# Activity:
The records are to be copied in their entirety, exactly as given.

# Available records:

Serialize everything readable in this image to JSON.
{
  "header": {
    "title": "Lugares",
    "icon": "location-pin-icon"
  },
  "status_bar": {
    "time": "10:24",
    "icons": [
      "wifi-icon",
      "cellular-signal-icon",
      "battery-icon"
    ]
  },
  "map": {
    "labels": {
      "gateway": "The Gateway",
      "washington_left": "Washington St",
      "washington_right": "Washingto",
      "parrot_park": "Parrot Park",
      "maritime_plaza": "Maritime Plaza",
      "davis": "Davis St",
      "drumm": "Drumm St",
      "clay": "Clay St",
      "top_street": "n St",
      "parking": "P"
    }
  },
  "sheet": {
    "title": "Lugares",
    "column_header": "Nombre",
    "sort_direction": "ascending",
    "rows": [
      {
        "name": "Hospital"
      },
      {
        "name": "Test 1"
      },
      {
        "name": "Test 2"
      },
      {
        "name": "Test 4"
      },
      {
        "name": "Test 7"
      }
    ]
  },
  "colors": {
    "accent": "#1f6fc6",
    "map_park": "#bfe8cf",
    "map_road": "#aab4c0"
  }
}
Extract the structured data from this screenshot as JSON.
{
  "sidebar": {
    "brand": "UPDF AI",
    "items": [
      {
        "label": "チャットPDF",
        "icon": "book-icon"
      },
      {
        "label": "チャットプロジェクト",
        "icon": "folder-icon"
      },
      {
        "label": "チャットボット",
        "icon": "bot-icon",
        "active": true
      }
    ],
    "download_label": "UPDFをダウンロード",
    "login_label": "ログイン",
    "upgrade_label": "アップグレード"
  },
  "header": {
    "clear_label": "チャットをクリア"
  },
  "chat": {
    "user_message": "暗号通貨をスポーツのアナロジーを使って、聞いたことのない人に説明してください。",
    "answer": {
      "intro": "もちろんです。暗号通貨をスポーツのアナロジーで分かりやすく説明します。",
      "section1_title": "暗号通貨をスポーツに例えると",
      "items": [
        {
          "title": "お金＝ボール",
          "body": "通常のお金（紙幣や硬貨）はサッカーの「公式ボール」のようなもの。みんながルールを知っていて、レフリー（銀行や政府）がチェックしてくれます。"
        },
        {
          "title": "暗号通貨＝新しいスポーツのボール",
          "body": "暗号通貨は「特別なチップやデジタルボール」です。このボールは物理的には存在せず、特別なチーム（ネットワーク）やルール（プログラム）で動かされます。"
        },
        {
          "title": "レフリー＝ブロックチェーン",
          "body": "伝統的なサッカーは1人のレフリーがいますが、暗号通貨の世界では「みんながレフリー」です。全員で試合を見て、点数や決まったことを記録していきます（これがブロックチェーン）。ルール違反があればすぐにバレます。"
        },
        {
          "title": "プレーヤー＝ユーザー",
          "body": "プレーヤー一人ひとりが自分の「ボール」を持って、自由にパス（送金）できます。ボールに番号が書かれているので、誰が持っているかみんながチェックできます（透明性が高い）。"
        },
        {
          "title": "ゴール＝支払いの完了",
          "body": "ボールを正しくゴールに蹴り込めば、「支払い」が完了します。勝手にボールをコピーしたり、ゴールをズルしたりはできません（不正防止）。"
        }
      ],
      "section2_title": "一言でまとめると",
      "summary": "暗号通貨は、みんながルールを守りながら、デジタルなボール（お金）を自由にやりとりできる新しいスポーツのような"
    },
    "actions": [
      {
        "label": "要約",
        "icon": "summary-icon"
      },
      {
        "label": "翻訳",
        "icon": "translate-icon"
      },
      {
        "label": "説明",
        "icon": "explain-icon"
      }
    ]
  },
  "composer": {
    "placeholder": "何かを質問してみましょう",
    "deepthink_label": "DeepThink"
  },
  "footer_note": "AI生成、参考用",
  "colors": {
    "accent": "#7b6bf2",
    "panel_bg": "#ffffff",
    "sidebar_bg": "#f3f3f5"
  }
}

# Written response:
Serialize everything readable in this image to JSON.
{
  "header": {
    "title": "Lugares",
    "icon": "location-pin-icon"
  },
  "status_bar": {
    "time": "10:24",
    "icons": [
      "wifi-icon",
      "cellular-signal-icon",
      "battery-icon"
    ]
  },
  "map": {
    "labels": {
      "gateway": "The Gateway",
      "washington_left": "Washington St",
      "washington_right": "Washingto",
      "parrot_park": "Parrot Park",
      "maritime_plaza": "Maritime Plaza",
      "davis": "Davis St",
      "drumm": "Drumm St",
      "clay": "Clay St",
      "top_street": "n St",
      "parking": "P"
    }
  },
  "sheet": {
    "title": "Lugares",
    "column_header": "Nombre",
    "sort_direction": "ascending",
    "rows": [
      {
        "name": "Hospital"
      },
      {
        "name": "Test 1"
      },
      {
        "name": "Test 2"
      },
      {
        "name": "Test 4"
      },
      {
        "name": "Test 7"
      }
    ]
  },
  "colors": {
    "accent": "#1f6fc6",
    "map_park": "#bfe8cf",
    "map_road": "#aab4c0"
  }
}
Extract the structured data from this screenshot as JSON.
{
  "sidebar": {
    "brand": "UPDF AI",
    "items": [
      {
        "label": "チャットPDF",
        "icon": "book-icon"
      },
      {
        "label": "チャットプロジェクト",
        "icon": "folder-icon"
      },
      {
        "label": "チャットボット",
        "icon": "bot-icon",
        "active": true
      }
    ],
    "download_label": "UPDFをダウンロード",
    "login_label": "ログイン",
    "upgrade_label": "アップグレード"
  },
  "header": {
    "clear_label": "チャットをクリア"
  },
  "chat": {
    "user_message": "暗号通貨をスポーツのアナロジーを使って、聞いたことのない人に説明してください。",
    "answer": {
      "intro": "もちろんです。暗号通貨をスポーツのアナロジーで分かりやすく説明します。",
      "section1_title": "暗号通貨をスポーツに例えると",
      "items": [
        {
          "title": "お金＝ボール",
          "body": "通常のお金（紙幣や硬貨）はサッカーの「公式ボール」のようなもの。みんながルールを知っていて、レフリー（銀行や政府）がチェックしてくれます。"
        },
        {
          "title": "暗号通貨＝新しいスポーツのボール",
          "body": "暗号通貨は「特別なチップやデジタルボール」です。このボールは物理的には存在せず、特別なチーム（ネットワーク）やルール（プログラム）で動かされます。"
        },
        {
          "title": "レフリー＝ブロックチェーン",
          "body": "伝統的なサッカーは1人のレフリーがいますが、暗号通貨の世界では「みんながレフリー」です。全員で試合を見て、点数や決まったことを記録していきます（これがブロックチェーン）。ルール違反があればすぐにバレます。"
        },
        {
          "title": "プレーヤー＝ユーザー",
          "body": "プレーヤー一人ひとりが自分の「ボール」を持って、自由にパス（送金）できます。ボールに番号が書かれているので、誰が持っているかみんながチェックできます（透明性が高い）。"
        },
        {
          "title": "ゴール＝支払いの完了",
          "body": "ボールを正しくゴールに蹴り込めば、「支払い」が完了します。勝手にボールをコピーしたり、ゴールをズルしたりはできません（不正防止）。"
        }
      ],
      "section2_title": "一言でまとめると",
      "summary": "暗号通貨は、みんながルールを守りながら、デジタルなボール（お金）を自由にやりとりできる新しいスポーツのような"
    },
    "actions": [
      {
        "label": "要約",
        "icon": "summary-icon"
      },
      {
        "label": "翻訳",
        "icon": "translate-icon"
      },
      {
        "label": "説明",
        "icon": "explain-icon"
      }
    ]
  },
  "composer": {
    "placeholder": "何かを質問してみましょう",
    "deepthink_label": "DeepThink"
  },
  "footer_note": "AI生成、参考用",
  "colors": {
    "accent": "#7b6bf2",
    "panel_bg": "#ffffff",
    "sidebar_bg": "#f3f3f5"
  }
}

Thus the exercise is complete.